However, strategic projects like the Agni missile systems would not be covered under the new philosophy, the top scientist said, adding that more than 16 countries were eager to join hands with the DRDO for joint development and manufacture of top-of-the-line defence systems.

Elaborating on the integrated missile programme, he said 2008 would see “the dream of (former president A.P.J.) Abdul Kalam coming to a happy end.”

Kalam, as the DRDO head in the 1980s, was the chief architect of indigenously designing and developing missiles like Prithvi (range of 200 km), Agni-I, II and III intermediate range ballistic missiles, the Akash and Trishul air defence systems and the Nag anti-tank missile.

Prahlada said that besides Nag, the Agni, Prithvi, Trishul and Akash systems were ready for deployment while the Nag missile would be ready by the end of the year.

Once that happened, the DRDO would formally close down its prestigious IGMDP, the scientist said, adding the DRDO had learnt many lessons in the last 24 years of the programme.

He said when Kalam launched the programme, no country was willing to share its know-how with India and the industrial base here was also not up to the mark.

“Our scientists took up the challenge and came up with world class systems despite technology denials. Now, many countries were keen to partner with India for joint development and production of weapon systems, Prahlada added.

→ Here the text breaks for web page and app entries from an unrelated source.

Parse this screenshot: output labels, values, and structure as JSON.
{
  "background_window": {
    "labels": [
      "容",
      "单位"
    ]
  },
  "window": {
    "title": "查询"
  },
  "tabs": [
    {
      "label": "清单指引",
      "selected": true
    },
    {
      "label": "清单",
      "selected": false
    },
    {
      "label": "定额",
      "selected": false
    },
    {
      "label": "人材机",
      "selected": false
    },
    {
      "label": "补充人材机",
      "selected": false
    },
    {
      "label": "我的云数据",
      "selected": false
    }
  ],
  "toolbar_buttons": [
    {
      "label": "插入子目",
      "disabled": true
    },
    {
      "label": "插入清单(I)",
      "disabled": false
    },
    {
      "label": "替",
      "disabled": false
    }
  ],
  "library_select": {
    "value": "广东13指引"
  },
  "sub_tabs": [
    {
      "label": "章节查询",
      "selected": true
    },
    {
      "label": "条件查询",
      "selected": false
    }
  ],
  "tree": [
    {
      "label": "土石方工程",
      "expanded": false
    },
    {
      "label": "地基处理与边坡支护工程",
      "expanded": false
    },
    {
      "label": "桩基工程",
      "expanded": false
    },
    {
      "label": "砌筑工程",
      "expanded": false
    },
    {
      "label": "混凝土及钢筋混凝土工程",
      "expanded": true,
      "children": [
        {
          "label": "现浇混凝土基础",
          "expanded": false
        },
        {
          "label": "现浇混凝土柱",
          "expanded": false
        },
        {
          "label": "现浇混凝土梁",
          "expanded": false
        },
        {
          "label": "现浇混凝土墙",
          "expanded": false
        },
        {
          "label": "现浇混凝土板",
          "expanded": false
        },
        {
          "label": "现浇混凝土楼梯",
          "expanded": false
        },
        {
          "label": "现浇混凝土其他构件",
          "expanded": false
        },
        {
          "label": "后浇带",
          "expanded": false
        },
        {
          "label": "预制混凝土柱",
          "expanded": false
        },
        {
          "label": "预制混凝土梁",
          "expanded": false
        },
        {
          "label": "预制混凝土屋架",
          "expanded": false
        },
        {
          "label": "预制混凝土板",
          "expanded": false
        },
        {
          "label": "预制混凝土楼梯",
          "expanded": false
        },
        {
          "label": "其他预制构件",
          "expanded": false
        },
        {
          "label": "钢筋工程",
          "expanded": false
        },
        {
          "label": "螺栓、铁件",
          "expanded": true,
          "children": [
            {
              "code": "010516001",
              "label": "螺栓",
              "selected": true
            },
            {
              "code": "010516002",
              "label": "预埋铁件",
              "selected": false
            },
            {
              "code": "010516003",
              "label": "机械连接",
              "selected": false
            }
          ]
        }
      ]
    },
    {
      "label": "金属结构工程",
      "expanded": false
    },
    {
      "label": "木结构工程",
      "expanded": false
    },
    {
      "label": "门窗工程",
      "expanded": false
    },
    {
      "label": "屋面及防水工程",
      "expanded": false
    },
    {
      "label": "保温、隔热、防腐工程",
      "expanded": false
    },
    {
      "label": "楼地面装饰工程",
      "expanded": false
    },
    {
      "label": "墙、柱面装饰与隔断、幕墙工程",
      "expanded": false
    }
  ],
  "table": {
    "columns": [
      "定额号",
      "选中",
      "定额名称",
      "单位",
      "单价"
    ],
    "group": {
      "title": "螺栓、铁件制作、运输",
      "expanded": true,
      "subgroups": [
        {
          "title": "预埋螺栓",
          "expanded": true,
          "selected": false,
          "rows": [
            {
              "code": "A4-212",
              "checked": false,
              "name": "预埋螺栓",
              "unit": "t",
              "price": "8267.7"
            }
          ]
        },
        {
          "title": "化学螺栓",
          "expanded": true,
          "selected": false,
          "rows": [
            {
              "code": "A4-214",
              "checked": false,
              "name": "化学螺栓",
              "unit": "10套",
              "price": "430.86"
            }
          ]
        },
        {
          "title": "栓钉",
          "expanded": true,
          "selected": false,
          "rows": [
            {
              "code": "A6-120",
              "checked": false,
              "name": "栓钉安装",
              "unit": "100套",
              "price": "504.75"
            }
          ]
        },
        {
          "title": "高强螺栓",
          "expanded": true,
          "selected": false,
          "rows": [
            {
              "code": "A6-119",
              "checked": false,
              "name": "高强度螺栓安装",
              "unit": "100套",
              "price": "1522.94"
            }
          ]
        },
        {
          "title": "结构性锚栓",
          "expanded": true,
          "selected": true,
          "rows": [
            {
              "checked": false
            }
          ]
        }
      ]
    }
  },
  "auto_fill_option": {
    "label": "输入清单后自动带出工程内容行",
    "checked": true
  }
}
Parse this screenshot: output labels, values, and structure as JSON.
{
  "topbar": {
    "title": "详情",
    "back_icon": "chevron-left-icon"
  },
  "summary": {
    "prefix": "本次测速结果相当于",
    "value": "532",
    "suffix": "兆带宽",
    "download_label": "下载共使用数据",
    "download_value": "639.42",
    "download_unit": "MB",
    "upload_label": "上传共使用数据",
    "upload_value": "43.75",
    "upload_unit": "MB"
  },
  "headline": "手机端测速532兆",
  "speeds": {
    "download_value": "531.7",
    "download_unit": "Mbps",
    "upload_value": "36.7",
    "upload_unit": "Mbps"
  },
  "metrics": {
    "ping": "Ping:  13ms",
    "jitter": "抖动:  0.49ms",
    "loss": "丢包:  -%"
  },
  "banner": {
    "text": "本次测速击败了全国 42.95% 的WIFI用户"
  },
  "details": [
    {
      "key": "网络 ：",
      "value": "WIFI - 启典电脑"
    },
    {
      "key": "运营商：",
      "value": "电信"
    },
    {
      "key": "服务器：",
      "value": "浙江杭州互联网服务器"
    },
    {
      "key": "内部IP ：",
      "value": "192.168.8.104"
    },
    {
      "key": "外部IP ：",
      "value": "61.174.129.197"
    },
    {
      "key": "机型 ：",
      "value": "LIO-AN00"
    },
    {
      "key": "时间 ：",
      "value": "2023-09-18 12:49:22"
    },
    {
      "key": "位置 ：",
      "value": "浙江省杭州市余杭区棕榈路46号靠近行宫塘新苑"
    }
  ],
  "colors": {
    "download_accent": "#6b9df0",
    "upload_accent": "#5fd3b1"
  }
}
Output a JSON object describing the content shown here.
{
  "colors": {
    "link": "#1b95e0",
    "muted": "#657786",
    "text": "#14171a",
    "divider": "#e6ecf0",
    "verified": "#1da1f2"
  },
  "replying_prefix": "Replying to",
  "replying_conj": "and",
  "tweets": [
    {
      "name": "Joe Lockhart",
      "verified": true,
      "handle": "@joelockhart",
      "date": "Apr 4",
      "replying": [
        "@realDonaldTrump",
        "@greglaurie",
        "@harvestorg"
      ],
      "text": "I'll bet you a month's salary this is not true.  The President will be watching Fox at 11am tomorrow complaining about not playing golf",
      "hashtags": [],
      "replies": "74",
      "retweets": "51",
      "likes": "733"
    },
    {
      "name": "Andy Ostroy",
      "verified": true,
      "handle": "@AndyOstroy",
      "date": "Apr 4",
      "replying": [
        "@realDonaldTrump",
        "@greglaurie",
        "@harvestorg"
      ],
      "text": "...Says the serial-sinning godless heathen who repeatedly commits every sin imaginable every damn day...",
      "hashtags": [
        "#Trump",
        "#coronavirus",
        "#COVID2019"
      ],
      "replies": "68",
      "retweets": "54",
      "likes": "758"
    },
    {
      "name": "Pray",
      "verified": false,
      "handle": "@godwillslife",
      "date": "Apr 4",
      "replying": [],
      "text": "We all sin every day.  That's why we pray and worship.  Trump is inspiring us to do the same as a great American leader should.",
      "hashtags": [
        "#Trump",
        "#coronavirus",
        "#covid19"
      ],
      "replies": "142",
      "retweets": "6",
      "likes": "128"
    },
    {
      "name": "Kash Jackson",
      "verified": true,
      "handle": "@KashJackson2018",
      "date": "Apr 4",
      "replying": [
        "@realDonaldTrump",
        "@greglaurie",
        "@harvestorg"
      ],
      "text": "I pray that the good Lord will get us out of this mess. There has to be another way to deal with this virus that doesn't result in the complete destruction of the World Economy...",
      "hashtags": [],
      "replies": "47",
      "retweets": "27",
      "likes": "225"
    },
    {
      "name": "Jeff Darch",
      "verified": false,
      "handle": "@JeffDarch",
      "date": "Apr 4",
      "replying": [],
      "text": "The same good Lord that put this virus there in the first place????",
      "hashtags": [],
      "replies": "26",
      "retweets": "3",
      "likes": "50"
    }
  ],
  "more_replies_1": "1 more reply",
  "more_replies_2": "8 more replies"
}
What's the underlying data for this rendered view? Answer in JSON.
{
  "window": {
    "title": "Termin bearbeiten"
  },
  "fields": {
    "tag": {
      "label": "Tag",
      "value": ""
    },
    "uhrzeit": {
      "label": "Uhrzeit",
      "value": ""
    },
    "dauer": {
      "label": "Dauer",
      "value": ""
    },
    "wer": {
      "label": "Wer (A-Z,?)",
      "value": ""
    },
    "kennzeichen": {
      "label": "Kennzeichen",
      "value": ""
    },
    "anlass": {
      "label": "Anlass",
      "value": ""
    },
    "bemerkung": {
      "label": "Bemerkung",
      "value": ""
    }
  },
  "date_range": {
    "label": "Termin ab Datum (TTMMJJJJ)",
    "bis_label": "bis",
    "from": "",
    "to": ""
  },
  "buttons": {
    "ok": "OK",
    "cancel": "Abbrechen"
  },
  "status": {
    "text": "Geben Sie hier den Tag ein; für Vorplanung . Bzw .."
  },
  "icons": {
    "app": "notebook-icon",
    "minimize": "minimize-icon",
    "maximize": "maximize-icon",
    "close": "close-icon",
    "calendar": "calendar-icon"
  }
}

Terming the technology denial regime of the earlier years as a boon, he said it saw India emerging as a technology giant, with many countries like the US, Britain, Singapore, Israel, Germany and France eager to collaborate with the D